20 April 2017

Roger Krulak, Full Stack Modular

In 2016, 461 Dean Street, the world’s tallest volumetric modular building, was completed in New York City (see Figure 1). As few such projects had...

26 October 2015

Elena Generalova & Viktor Generalov, Samara State University of Architecture and Civil Engineering

The paper proposes to reflect on the questions: what does the typology of apartments in contemporary high-rise construction mean and whether it is consistent with...

22 October 2015

New York 2015 Conference Special

To commemorate the CTBUH 2015 International Conference, some of the most prominent voices in the New York tall building industry today – all of whom...

31 December 2014

Daniel Safarik, Antony Wood, Marty Carver & Marshall Gerometta, CTBUH

An All-Time Record 97 Buildings of 200 Meters or Higher Completed in 2014 and 2014 showed further shifts towards Asia, and also surprising developments in...

16 November 2017

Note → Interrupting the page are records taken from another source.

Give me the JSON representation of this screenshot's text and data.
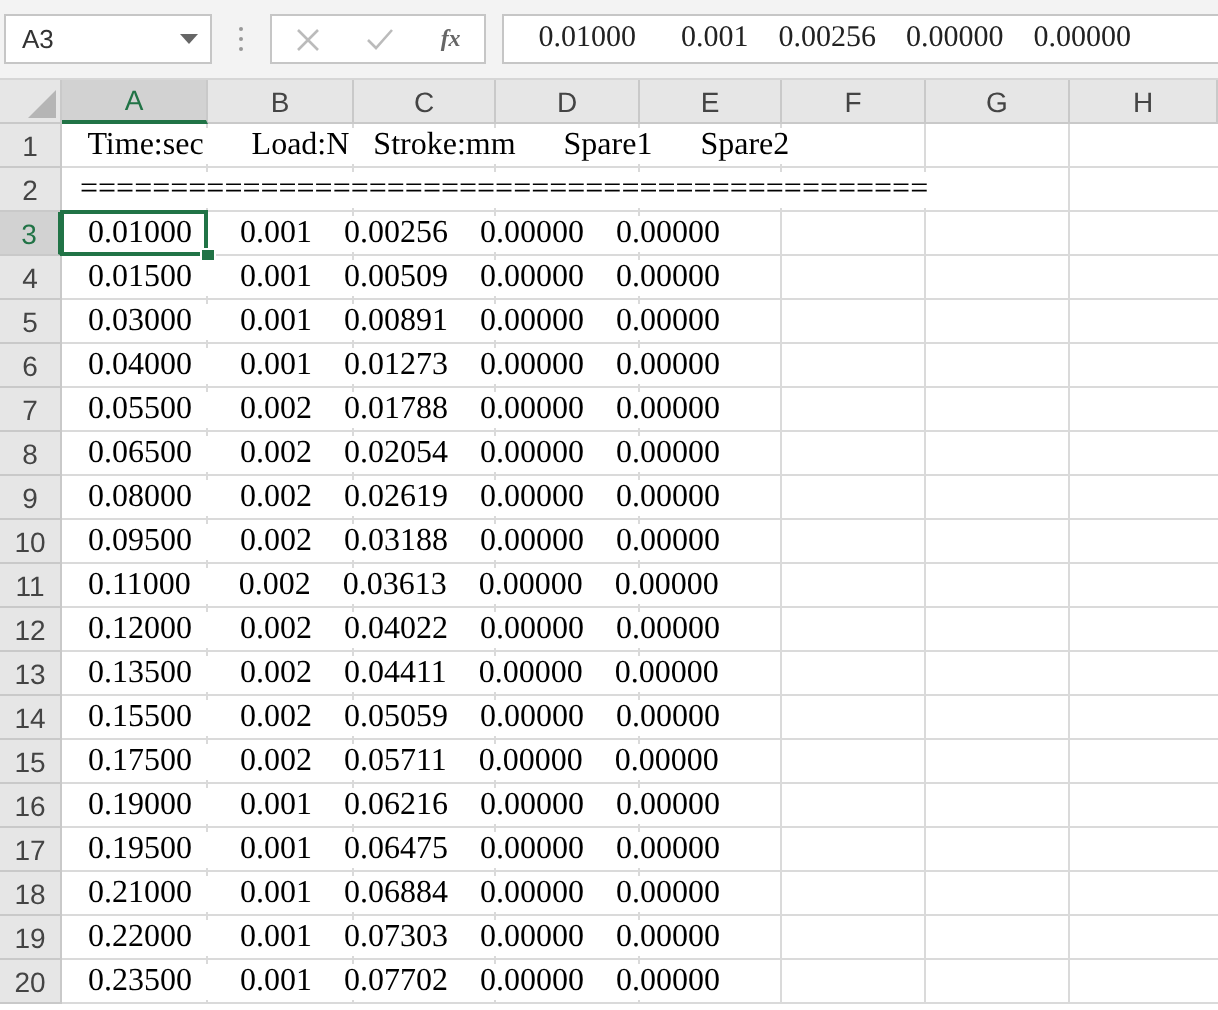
{
  "name_box": "A3",
  "formula_bar": {
    "fx_label": "fx",
    "value": "   0.01000      0.001    0.00256    0.00000    0.00000"
  },
  "columns": [
    {
      "label": "A",
      "selected": true
    },
    {
      "label": "B",
      "selected": false
    },
    {
      "label": "C",
      "selected": false
    },
    {
      "label": "D",
      "selected": false
    },
    {
      "label": "E",
      "selected": false
    },
    {
      "label": "F",
      "selected": false
    },
    {
      "label": "G",
      "selected": false
    },
    {
      "label": "H",
      "selected": false
    }
  ],
  "rows": [
    {
      "number": "1",
      "text": "   Time:sec      Load:N   Stroke:mm      Spare1      Spare2",
      "selected": false
    },
    {
      "number": "2",
      "text": "  ===============================================",
      "selected": false
    },
    {
      "number": "3",
      "text": "   0.01000      0.001    0.00256    0.00000    0.00000",
      "selected": true
    },
    {
      "number": "4",
      "text": "   0.01500      0.001    0.00509    0.00000    0.00000",
      "selected": false
    },
    {
      "number": "5",
      "text": "   0.03000      0.001    0.00891    0.00000    0.00000",
      "selected": false
    },
    {
      "number": "6",
      "text": "   0.04000      0.001    0.01273    0.00000    0.00000",
      "selected": false
    },
    {
      "number": "7",
      "text": "   0.05500      0.002    0.01788    0.00000    0.00000",
      "selected": false
    },
    {
      "number": "8",
      "text": "   0.06500      0.002    0.02054    0.00000    0.00000",
      "selected": false
    },
    {
      "number": "9",
      "text": "   0.08000      0.002    0.02619    0.00000    0.00000",
      "selected": false
    },
    {
      "number": "10",
      "text": "   0.09500      0.002    0.03188    0.00000    0.00000",
      "selected": false
    },
    {
      "number": "11",
      "text": "   0.11000      0.002    0.03613    0.00000    0.00000",
      "selected": false
    },
    {
      "number": "12",
      "text": "   0.12000      0.002    0.04022    0.00000    0.00000",
      "selected": false
    },
    {
      "number": "13",
      "text": "   0.13500      0.002    0.04411    0.00000    0.00000",
      "selected": false
    },
    {
      "number": "14",
      "text": "   0.15500      0.002    0.05059    0.00000    0.00000",
      "selected": false
    },
    {
      "number": "15",
      "text": "   0.17500      0.002    0.05711    0.00000    0.00000",
      "selected": false
    },
    {
      "number": "16",
      "text": "   0.19000      0.001    0.06216    0.00000    0.00000",
      "selected": false
    },
    {
      "number": "17",
      "text": "   0.19500      0.001    0.06475    0.00000    0.00000",
      "selected": false
    },
    {
      "number": "18",
      "text": "   0.21000      0.001    0.06884    0.00000    0.00000",
      "selected": false
    },
    {
      "number": "19",
      "text": "   0.22000      0.001    0.07303    0.00000    0.00000",
      "selected": false
    },
    {
      "number": "20",
      "text": "   0.23500      0.001    0.07702    0.00000    0.00000",
      "selected": false
    }
  ]
}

CTBUH New York Chapter Event Focuses on Modular Construction

The CTBUH New York Chapter held an event focused on modular construction, which was hosted by FullStack Modular at its factory in Brooklyn.

19 December 2016

Top 12 Happenings of 2016, Month-by-Month

Check out the Council on Tall Buildings and Urban Habitat's top stories of 2016 for each month and take a look ahead with the Council’s monthly predictions for 2017.

9 June 2016

Future of Construction: Manufacturing Buildings

The CTBUH New York Chapter in collaboration with the CTBUH Young Professionals Committee held the first of its lecture series, “Future of Construction.”

28 October 2015

CTBUH 2015 delegates toured 461 Dean Street Factory which will be the World's tallest modular building containing 930 modules made up of 225 designs.

28 October 2015

CTBUH 2015 delegates toured City Point Complex, Barclays Center, and 461 Dean Street which have impacted the cityscape of Brooklyn.

11 October 2013

World Architecture Day Prefab Panel Debates on “Factory-Made”

CTBUH Executive Director Antony Wood led a panel focused on the exigencies of pre-fabrication and modular construction.